By Erin Bank
When Julia Geller was 11 years old and growing up in the Soviet Union, she had to undergo a two-hour audition just to win a place in an art class. She knew that one day, when she realized her dream of opening her own art studio, it would be different.
“The only thing I need is for them to like to draw,” she said.
Geller has been drawing since the age of 4, beginning on the walls of her home. Instead of telling her no, her mother put out white paper so she always had a place to create her art. Geller helped her classmates and friends learn to draw, and she knew from an early age that she wanted to be a children’s art teacher, with her own studio and community. She attended art school and college to specifically learn how to teach art to children.
In 1991 Geller moved to San Francisco with her parents and 6-year-old son. She worked in office jobs for a while, then in 1999 her father (a prominent scientist) gave her money to open her first studio on Judah Street and 28th Avenue. Several years later, it moved to its current space at 2414 28th Avenue near Taraval, which has since housed the Young Artists Studio. It started slowly, with just a few students, but it didn’t take long for word of mouth to bring in enough students for several group lessons a week. She now has eight classes a week for children and one class for adults on Friday evenings.

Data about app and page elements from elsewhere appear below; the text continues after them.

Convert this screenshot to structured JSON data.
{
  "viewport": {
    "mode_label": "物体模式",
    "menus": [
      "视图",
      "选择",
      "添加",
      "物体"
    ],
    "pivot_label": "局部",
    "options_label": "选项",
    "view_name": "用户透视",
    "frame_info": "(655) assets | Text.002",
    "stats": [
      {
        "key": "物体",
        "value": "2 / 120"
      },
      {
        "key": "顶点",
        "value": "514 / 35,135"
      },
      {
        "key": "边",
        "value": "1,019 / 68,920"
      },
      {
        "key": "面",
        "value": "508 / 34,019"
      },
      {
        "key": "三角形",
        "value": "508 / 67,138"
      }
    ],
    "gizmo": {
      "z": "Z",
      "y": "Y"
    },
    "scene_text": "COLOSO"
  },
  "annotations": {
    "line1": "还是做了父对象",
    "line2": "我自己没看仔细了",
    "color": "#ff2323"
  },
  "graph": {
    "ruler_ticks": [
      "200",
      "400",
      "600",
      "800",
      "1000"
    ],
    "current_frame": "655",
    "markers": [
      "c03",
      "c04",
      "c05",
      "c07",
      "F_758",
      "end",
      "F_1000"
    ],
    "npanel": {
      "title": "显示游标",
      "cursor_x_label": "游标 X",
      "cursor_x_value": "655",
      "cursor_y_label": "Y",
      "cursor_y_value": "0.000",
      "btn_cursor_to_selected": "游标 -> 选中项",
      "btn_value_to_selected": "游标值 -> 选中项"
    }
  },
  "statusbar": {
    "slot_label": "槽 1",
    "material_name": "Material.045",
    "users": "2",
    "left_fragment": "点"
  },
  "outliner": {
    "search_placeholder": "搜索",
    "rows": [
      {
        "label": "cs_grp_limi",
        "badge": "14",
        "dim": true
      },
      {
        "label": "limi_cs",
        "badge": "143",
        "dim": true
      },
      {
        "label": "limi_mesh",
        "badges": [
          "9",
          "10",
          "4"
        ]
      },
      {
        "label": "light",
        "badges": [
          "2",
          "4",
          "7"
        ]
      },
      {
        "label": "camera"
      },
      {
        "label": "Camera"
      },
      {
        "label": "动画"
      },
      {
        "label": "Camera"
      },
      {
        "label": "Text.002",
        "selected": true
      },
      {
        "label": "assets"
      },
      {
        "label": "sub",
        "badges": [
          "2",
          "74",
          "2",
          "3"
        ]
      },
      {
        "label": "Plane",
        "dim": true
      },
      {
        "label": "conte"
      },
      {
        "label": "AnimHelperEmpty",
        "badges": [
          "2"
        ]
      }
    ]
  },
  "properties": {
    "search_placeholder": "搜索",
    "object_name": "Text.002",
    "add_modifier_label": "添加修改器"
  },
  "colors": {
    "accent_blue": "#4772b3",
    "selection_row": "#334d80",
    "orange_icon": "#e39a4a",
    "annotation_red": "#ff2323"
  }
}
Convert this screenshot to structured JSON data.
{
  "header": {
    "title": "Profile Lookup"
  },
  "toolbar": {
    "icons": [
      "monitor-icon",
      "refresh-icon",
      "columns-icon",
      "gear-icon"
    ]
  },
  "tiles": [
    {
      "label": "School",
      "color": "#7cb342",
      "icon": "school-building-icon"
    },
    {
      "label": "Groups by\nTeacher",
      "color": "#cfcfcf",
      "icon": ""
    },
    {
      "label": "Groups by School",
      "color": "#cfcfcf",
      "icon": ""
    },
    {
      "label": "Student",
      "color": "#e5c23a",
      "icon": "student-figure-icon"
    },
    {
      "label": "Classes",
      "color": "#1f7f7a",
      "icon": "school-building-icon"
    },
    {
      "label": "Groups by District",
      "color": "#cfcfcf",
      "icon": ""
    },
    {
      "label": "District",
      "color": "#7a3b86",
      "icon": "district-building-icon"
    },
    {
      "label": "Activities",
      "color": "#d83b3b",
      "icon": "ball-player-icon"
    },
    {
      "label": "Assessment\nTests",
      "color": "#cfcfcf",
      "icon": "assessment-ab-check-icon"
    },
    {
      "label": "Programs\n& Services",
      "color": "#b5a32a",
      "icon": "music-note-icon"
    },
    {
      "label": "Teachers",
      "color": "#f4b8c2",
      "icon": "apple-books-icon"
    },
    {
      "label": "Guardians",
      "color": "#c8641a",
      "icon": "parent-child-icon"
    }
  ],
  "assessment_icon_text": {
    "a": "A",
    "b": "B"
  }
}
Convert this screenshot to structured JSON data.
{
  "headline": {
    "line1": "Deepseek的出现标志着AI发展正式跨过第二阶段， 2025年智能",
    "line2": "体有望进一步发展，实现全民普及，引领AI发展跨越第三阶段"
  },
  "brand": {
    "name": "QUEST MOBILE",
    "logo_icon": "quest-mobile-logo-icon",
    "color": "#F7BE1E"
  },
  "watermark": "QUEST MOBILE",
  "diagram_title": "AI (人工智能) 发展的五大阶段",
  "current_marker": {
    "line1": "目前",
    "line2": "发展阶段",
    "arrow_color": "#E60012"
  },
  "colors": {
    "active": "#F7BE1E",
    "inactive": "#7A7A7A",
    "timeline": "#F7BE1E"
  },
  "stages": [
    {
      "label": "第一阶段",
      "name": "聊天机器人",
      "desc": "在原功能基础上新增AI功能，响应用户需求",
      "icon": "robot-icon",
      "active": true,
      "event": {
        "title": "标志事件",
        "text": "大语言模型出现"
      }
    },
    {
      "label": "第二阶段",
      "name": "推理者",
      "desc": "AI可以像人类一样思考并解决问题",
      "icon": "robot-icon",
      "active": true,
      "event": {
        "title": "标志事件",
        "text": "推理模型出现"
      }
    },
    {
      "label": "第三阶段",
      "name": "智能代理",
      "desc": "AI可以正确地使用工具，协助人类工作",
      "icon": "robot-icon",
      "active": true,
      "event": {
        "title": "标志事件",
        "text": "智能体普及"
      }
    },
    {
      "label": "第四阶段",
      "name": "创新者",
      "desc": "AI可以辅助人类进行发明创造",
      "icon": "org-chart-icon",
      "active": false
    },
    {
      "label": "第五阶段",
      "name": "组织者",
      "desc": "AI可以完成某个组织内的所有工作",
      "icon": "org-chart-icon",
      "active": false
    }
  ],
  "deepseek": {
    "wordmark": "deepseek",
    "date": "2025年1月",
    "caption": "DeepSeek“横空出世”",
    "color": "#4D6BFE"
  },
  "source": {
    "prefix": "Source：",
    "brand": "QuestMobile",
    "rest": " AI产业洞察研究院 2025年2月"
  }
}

The word “class” is a bit of a misnomer: they aren’t classes in the formal sense, of instruction, testing, and curriculum (though, according to Geller, they still have homework: drawing and doodling as much as they can). Instead, they take place in an inspiring space for students to explore their talent and passion.
During the first month of teaching, Geller will expose a new student to many different mediums – colored pencils, charcoal, acrylic paint, watercolor, and clay. Each child selects a reference picture from the collection of binders that Geller has accumulated over time. They watch Geller draw, then try for themselves.
“Once they see how all the objects are made of different shapes, and they can draw and be good, there’s so much joy,” she said.
Geller relies on creativity to keep students engaged and interested. Instead of teaching them to draw a circle with a shadow over and over again, she turns that circle into an orange or a scoop of ice cream — even mixing paint with vanilla oil to bring the ice cream to life. They have one-on-one time with Geller every lesson, and the mixed-age groups in each class also allow younger students to learn from older ones, in the same way Geller taught his classmates. class when she was younger.
The studio is bright and cheerful, with a large window overlooking the quiet street that displays a weekly rotation of artwork. Art covers almost every inch of the walls.
She keeps in touch with many of her former students, now in school or with a job. Most still draw and paint. When they send her their work, she hangs it among those of her current students. She points to one, a detailed (Japanese) manga-style heroine, and says that the man who drew this told her when he was 6 that he wanted to draw video games when he was older. “And now he does,” she says proudly, as if talking about her own son.
In fact, Geller uses the word “family” countless times when referring to her students.
If they are her family, then she is the matriarch, gently guiding her children and giving them confidence and fueling their passion for art. Geller’s personality imbues the space with warmth and energy, always expressing his pride in the work of his students.
Every day except Sunday, her children come to see her to learn about art. They also develop strong friendships with the other kids in their cohort, confide in Geller, gently fight over the stuffed animal-covered couch, and playfully hide when their parents come to pick them up.
“They don’t want to go home – even the big girls hide under the desk so they don’t have to leave.”
While every detail of the studio is designed with students in mind, it’s also a sanctuary for Geller. During the pandemic, she gave lessons on Zoom, and even though the studio was sad and empty without the energy of the children, it remained a source of hope for her to keep her going. Now, once again, Geller finds himself finding solace in the studio and its students, as war ravages his home country of Ukraine. Although her family is entirely in the United States, she still talks to friends every day in her hometown of Odessa and elsewhere in Ukraine, and experiences their horror with them as they flee their homes or choose to stay and to fight.
“I wear it here,” she said, patting her chest over her heart.
Young Artist Studio is located at 2414 28th Ave. For course information, call 415-706-1678.